* What you should do
Go through the records and copy each line where the string "WriteSN" occurs.

[Data for review — start]

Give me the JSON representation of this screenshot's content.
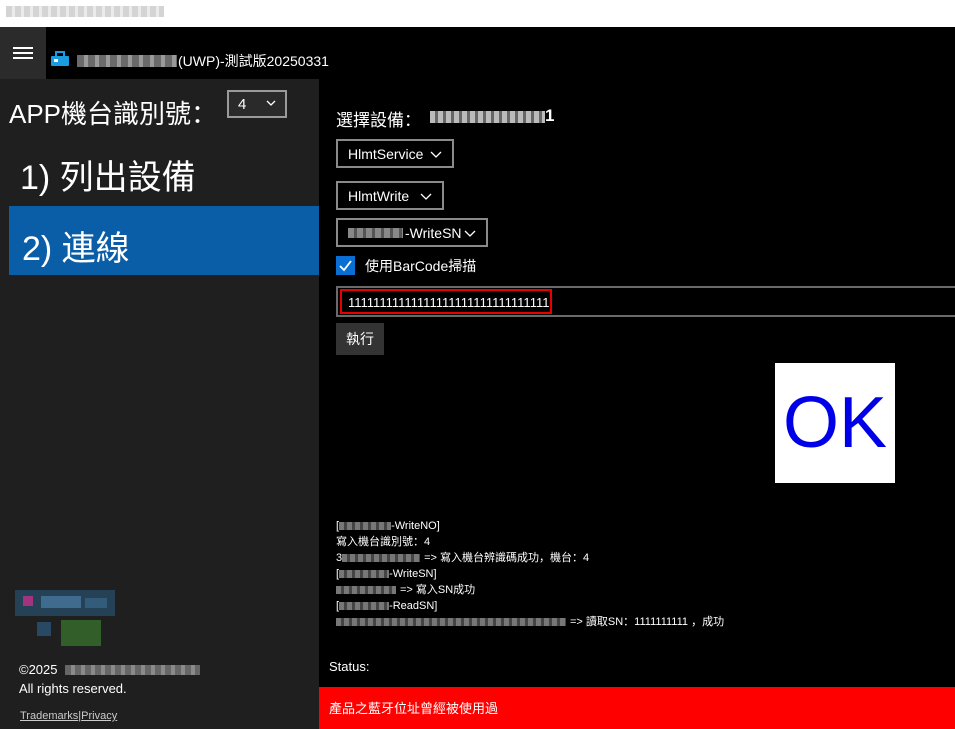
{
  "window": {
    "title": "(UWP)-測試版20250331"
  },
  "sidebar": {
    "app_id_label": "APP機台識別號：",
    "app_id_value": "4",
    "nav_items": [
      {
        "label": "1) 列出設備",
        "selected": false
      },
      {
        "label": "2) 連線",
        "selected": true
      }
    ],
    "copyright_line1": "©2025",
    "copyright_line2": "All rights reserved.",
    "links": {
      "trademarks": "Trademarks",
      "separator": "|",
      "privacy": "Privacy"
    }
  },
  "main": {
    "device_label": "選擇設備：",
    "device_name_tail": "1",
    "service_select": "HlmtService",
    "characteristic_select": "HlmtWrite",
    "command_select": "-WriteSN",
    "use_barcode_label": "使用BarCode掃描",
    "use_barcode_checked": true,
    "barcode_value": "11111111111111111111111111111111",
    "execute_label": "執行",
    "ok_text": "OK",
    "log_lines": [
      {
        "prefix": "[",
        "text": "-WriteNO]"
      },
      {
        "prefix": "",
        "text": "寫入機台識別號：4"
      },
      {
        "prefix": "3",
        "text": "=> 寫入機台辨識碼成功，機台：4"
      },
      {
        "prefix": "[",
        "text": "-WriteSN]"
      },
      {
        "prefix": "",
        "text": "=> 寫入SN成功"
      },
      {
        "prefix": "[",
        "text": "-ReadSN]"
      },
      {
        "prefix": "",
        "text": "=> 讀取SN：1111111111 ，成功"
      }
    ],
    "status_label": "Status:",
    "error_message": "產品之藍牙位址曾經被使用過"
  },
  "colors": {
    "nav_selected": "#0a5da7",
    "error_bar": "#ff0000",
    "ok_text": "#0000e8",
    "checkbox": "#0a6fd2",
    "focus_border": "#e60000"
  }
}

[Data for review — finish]

* Exercise solution
    "command_select": "-WriteSN",
        "text": "-WriteSN]"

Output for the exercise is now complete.